County Workers Seek Union Rights

CLN Testifies in Support

The right of workers to form unions and bargain collectively is one of the first principles of modern Catholic Social Teaching. Pope Leo XIII first enunciated this right in his 1891 Encyclical Rerum Novarum, and Pope Benedict XIV reaffirmed this teaching in Caritas in Veritate, arguing that “the repeated calls issued within the Church’s social doctrine, beginning with Rerum Novarum [60], for the promotion of workers’ associations that can defend their rights must be honoured today even more than in the past.” Neither Leo nor Benedict distinguished between public and private employees in their exercise of this right.

That’s why the Catholic Labor Network was pleased to support the workers of Prince William County, Virginia, who are seeking union rights.

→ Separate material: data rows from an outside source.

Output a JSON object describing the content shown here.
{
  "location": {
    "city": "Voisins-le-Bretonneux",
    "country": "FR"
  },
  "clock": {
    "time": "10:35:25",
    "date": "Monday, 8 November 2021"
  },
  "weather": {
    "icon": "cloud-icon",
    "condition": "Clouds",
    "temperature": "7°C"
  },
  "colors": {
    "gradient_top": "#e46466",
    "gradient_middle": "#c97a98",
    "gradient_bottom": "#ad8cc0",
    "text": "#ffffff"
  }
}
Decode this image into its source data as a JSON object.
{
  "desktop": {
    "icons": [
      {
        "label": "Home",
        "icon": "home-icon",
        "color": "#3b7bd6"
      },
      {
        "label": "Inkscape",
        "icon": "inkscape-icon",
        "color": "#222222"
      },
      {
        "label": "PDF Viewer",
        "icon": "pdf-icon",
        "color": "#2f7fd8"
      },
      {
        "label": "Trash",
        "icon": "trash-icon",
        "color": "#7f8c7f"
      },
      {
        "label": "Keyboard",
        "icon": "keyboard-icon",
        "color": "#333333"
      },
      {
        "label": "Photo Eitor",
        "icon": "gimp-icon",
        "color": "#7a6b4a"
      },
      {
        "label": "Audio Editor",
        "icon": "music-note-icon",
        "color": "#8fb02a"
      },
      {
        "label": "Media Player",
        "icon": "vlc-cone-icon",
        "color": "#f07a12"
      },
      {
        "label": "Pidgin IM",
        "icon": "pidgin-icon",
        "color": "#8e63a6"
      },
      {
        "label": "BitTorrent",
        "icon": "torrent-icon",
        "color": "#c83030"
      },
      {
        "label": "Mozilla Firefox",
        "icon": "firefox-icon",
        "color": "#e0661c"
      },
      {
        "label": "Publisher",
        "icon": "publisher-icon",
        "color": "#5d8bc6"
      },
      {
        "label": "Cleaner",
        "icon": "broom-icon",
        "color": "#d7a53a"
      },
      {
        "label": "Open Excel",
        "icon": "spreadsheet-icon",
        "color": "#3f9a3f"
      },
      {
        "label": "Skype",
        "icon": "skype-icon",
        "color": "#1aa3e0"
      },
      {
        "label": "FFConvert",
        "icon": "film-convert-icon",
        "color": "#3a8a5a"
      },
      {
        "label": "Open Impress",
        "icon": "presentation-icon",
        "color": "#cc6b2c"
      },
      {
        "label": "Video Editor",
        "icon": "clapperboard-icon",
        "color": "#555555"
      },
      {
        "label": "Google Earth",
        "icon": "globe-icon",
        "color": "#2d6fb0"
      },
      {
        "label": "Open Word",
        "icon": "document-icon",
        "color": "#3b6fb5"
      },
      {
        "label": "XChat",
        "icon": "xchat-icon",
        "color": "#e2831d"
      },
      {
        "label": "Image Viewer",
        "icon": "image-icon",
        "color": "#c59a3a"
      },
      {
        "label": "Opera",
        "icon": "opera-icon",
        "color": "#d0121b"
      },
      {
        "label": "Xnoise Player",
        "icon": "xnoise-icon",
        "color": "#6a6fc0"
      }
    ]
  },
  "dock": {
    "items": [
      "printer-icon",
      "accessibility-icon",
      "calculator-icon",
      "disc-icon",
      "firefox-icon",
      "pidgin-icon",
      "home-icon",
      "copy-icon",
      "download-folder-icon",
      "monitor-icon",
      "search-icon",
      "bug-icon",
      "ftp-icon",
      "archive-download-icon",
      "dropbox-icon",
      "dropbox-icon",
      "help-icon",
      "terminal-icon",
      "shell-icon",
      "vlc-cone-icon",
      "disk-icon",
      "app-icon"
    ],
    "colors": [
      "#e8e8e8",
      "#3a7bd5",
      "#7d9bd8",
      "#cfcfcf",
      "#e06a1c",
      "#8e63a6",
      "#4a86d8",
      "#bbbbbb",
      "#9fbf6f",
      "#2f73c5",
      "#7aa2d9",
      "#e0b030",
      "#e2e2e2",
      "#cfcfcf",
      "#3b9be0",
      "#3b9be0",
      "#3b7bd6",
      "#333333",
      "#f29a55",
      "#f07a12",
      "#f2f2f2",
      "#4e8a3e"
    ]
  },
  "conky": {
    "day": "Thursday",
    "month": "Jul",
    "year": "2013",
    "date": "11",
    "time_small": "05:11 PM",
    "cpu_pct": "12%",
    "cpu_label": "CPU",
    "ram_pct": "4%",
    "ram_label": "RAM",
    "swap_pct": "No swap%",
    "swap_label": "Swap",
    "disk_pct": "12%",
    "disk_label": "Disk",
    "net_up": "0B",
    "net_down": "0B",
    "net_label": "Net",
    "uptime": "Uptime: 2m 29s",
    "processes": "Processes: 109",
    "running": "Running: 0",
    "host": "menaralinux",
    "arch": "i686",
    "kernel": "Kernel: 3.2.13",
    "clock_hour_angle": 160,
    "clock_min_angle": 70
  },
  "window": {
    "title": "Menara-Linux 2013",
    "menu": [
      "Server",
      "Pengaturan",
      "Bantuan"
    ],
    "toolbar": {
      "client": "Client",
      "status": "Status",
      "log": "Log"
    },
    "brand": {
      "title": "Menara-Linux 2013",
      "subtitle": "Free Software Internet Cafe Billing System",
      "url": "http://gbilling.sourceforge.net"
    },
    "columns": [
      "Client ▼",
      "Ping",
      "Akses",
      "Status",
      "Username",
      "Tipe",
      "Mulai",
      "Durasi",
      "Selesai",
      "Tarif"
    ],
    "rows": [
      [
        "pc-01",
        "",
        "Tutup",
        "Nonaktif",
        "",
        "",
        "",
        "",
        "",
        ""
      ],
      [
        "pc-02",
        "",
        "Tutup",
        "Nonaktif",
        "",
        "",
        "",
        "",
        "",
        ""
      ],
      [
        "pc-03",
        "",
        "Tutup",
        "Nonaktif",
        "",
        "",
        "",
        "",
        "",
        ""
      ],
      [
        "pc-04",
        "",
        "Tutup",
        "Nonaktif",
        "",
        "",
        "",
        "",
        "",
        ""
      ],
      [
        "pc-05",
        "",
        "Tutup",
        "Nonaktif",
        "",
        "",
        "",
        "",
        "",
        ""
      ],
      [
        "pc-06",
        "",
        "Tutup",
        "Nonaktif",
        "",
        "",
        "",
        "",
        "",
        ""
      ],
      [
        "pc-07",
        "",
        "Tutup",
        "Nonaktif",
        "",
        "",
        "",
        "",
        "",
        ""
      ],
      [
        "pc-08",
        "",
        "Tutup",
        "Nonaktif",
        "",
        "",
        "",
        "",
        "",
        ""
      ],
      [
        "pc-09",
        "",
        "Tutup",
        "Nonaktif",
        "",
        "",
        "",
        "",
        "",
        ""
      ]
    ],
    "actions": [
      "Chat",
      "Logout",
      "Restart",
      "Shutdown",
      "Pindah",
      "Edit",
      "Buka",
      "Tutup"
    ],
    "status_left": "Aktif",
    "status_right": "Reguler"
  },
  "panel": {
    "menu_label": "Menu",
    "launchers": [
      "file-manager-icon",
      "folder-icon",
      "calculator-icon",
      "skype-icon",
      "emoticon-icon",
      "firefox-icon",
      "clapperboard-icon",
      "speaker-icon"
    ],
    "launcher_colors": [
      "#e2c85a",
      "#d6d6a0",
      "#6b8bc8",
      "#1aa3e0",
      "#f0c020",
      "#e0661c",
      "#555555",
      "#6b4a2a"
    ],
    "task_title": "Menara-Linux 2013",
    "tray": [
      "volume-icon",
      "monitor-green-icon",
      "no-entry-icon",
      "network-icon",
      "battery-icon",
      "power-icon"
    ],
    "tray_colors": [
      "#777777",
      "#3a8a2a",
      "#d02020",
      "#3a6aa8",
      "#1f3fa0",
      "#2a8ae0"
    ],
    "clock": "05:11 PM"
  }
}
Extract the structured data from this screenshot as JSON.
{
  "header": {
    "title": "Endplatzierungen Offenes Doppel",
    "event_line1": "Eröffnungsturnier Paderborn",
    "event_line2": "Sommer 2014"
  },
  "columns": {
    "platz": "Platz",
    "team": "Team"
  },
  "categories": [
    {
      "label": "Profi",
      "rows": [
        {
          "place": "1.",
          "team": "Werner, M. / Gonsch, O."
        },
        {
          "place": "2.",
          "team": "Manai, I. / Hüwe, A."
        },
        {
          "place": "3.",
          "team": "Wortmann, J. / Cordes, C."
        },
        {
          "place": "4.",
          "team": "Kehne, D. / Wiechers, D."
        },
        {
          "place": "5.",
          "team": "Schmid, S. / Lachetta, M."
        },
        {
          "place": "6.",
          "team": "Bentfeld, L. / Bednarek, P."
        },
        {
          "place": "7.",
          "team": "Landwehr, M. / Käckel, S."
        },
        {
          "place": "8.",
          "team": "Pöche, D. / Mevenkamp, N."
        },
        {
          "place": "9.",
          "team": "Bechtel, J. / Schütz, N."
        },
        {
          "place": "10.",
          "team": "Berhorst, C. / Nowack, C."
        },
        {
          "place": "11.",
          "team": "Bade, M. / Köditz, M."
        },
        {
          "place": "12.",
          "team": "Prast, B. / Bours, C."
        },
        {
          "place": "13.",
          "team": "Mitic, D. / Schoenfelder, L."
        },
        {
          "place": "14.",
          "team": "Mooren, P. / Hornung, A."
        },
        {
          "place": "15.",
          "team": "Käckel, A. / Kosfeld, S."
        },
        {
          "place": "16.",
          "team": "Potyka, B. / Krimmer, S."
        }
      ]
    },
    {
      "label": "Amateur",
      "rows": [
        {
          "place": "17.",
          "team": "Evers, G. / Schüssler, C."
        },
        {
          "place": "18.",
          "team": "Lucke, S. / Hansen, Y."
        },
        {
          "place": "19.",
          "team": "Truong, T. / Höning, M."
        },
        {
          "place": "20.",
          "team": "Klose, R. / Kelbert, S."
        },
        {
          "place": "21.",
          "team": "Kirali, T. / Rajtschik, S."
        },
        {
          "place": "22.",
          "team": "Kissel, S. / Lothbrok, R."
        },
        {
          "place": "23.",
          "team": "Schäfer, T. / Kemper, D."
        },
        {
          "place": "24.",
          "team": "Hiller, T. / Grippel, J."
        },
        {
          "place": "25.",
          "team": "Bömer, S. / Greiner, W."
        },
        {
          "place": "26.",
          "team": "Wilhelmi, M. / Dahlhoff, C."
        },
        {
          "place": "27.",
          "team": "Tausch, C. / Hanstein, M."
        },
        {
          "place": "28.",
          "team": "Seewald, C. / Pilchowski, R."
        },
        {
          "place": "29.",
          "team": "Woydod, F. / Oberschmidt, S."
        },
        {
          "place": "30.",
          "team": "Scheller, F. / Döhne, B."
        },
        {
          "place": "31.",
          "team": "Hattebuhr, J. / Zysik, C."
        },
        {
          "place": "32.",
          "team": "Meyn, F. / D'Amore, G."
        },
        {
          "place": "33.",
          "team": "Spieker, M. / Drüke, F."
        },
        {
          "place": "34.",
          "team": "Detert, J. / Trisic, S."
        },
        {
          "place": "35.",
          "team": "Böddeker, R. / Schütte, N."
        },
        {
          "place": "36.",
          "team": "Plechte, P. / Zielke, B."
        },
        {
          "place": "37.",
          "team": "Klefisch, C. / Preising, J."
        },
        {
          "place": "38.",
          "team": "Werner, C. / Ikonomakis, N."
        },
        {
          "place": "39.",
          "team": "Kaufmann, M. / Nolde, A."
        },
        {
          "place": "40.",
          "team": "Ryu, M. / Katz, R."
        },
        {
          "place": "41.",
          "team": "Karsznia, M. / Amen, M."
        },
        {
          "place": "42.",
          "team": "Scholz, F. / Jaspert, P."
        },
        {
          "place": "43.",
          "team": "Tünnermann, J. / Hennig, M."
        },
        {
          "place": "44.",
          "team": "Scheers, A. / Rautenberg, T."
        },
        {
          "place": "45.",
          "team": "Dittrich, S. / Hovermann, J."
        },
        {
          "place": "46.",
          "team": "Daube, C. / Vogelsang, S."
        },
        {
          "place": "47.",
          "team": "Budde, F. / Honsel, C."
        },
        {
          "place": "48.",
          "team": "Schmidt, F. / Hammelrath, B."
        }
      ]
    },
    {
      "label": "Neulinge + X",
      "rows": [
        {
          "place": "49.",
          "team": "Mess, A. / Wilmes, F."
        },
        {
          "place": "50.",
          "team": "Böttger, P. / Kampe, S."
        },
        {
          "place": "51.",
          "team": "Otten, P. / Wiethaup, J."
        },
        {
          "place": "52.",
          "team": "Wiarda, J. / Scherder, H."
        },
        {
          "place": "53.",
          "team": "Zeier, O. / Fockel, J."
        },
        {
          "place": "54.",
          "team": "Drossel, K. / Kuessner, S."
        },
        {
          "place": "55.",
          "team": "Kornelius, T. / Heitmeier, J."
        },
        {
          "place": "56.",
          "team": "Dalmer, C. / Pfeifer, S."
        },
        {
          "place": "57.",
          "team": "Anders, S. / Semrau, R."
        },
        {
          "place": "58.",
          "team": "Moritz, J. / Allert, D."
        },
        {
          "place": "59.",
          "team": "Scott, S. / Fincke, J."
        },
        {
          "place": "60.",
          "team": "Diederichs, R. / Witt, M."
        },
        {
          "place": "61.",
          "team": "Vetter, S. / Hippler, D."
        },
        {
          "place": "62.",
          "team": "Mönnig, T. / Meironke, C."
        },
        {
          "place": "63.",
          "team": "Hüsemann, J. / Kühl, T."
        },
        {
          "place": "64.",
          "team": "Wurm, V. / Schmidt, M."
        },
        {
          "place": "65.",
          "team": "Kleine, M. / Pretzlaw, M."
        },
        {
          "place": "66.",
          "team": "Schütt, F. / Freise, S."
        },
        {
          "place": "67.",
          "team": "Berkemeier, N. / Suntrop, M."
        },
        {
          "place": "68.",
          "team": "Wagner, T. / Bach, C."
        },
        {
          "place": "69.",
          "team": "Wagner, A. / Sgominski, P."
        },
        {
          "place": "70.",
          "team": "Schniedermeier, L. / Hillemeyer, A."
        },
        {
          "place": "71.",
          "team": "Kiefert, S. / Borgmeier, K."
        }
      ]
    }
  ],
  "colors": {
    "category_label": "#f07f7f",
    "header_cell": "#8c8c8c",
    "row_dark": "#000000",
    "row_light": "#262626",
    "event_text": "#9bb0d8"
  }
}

The Prince William County workers are part of a wave of public employee organizing in Virginia. Until recently, Virginia law forbid public workers from forming unions and engaging in collective bargaining – but a recent law allows cities and counties in the Old Dominion to pass ordinances granting those rights. Workers in the capital, Richmond, and a number of Northern Virginia jurisdictions have won this right in recent years.

Several Prince William County workers testified in support of union rights at a September Prince William County work session, backed by dozens of their colleagues. “Passing collective bargaining rights is a historic moment for Prince William County employees. If we get this right, we can address high turnover rates across the county, inequities in pay and bargaining, and improve the services that we provide,” said Kim Finn, a licensed practical nurse for Prince William County’s Adult Detention Center. “Since this will impact our rights at work, we want to have a say in what is included in this ordinance.”

Clayton Sinyai, speaking for the Catholic Labor Network, supported the workers’ demands for meaningful collective bargaining rights.